- Opening Delimiter -

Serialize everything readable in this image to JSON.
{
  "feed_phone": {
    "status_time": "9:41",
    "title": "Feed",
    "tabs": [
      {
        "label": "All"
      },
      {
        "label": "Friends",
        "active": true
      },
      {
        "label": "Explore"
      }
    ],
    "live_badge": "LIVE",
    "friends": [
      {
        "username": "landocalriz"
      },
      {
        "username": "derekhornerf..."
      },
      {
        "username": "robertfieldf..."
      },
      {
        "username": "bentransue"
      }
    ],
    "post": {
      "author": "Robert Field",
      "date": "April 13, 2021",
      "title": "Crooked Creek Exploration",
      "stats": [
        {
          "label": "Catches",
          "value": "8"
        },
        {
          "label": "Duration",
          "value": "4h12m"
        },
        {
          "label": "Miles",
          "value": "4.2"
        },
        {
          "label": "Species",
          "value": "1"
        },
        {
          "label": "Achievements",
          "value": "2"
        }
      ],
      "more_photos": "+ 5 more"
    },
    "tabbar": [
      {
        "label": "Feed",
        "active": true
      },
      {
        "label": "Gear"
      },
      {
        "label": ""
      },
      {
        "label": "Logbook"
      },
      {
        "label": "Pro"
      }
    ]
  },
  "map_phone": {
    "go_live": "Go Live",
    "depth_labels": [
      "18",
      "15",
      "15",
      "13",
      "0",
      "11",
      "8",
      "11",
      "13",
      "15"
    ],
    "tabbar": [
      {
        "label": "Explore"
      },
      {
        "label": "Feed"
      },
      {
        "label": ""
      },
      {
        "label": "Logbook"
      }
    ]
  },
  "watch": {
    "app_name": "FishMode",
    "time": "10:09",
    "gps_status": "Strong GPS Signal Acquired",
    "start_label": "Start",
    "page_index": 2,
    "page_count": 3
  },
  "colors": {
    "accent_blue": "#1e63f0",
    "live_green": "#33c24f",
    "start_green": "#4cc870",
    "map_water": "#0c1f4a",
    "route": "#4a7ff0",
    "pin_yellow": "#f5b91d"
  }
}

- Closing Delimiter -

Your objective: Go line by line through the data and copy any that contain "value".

Worked solution:
          "value": "8"
          "value": "4h12m"
          "value": "4.2"
          "value": "1"
          "value": "2"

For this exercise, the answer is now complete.